5. You’re not sick until we say you’re sick.” – Most HMOs Demand Pre-approval for just about any care you get. For just about any care you get, whether it’s simple referral to see a specialist or an emergency. Why? “It’s clear that the approval process is a hurdle to reduce procedures and referrals,” says David Himmelstein. “It’s not the turndown that’s the issue. It’s the hassle it makes for the doctors.”
Eric Jung, a Bellcore computer programmer, knows this firsthand. Last summer, he was on his way back to New Jersey from Rhode Island when disaster struck. After stopping to eat, he was overcome with sudden and extreme diarrhea. ” I realized I wasn’t going to make it home,” he says. “Then I realized I wasn’t going to make it to the bathroom.” After the initial onslaught, he says, he passed out by the side of the road and, delirious, he was taken by his girlfriend to an emergency room in Summir, N.J.
Jung thought he followed all the claim-filling rules of his HMO, PruCare: He called his primary doctor within 24 hours of his ER visit and left a detailed message. Yet a month later, he got a $541 bill from the hospital and one for $259 from the doctor, saying that PruCare had denied it. The HMO’s explanation: The emergency-room visit hadn’t been pre-authorized.
In the end, Jung got reimbursed for the hospital charges. But it took five months of phone calls and letters, and, as of mid-January, there was still some dispute as to whether PruCare had followed through on its promise to finally pay the doctor’s bill.
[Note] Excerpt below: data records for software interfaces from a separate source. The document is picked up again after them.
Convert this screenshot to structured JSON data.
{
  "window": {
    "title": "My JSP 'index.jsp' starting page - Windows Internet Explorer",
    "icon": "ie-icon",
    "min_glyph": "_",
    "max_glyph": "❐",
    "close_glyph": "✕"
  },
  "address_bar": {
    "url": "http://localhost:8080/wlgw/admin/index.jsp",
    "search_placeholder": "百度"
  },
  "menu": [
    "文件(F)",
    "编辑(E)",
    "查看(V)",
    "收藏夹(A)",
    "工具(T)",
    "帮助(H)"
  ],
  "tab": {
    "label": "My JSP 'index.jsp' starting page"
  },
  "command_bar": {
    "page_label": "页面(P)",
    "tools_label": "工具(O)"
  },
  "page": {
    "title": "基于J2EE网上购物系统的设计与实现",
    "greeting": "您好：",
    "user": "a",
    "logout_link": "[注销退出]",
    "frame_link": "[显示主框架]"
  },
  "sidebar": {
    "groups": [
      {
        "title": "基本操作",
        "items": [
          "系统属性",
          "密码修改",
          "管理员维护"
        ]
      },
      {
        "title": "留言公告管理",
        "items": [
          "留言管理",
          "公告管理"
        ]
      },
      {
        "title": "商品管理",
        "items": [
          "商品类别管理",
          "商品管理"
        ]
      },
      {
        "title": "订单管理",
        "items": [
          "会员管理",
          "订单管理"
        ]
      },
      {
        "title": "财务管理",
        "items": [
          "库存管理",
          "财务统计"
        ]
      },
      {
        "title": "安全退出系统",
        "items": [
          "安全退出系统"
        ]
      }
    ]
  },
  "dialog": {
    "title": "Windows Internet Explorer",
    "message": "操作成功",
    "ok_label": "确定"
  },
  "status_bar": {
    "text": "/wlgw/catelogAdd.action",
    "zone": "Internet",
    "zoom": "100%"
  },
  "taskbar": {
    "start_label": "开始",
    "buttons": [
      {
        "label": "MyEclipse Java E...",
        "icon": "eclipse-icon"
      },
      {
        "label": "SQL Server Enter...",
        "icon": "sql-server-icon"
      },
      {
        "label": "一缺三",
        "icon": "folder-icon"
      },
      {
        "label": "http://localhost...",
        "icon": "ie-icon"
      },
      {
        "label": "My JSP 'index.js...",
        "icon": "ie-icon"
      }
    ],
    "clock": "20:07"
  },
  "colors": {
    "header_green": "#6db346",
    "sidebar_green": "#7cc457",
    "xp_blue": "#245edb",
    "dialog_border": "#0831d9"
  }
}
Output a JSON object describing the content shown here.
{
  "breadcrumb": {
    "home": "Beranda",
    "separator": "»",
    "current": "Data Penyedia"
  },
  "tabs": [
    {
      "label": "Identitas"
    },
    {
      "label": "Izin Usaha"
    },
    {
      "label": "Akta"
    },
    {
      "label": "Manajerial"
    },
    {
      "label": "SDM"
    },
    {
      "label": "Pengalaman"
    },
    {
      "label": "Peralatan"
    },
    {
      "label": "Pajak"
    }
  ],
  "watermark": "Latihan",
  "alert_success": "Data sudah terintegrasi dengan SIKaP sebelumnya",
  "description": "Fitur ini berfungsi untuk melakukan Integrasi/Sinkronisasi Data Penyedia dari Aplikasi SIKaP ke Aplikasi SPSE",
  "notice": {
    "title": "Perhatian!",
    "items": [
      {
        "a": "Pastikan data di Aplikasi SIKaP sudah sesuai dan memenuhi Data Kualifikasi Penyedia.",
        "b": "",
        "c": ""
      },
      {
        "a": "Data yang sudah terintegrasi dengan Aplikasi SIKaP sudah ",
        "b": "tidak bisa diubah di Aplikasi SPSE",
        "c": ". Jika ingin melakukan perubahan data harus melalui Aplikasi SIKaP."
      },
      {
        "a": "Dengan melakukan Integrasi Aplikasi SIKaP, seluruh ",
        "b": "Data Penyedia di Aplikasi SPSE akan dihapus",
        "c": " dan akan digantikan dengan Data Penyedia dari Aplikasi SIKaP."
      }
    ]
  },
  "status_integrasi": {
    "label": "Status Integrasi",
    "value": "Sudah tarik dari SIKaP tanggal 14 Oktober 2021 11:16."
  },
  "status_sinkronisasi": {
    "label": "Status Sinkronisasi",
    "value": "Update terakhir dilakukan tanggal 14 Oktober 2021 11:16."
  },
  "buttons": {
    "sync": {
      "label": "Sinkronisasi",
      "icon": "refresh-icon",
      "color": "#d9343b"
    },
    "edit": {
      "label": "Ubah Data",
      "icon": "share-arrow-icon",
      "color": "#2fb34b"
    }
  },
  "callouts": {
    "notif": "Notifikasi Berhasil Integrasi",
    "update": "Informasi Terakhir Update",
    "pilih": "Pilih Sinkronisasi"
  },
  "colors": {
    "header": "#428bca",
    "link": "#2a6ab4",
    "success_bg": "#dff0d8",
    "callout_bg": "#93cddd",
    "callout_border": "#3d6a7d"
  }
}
Responds Kevin Heine, a spokesman for Prucare: “When he field his appeal, PruCare said they would notify him of the decision. In early December, he was informed that the facility portion would be taken care of and that PruCare was still examining the doctor portion of the bill. Would we have liked this process to have been quicker? The answer is yes.”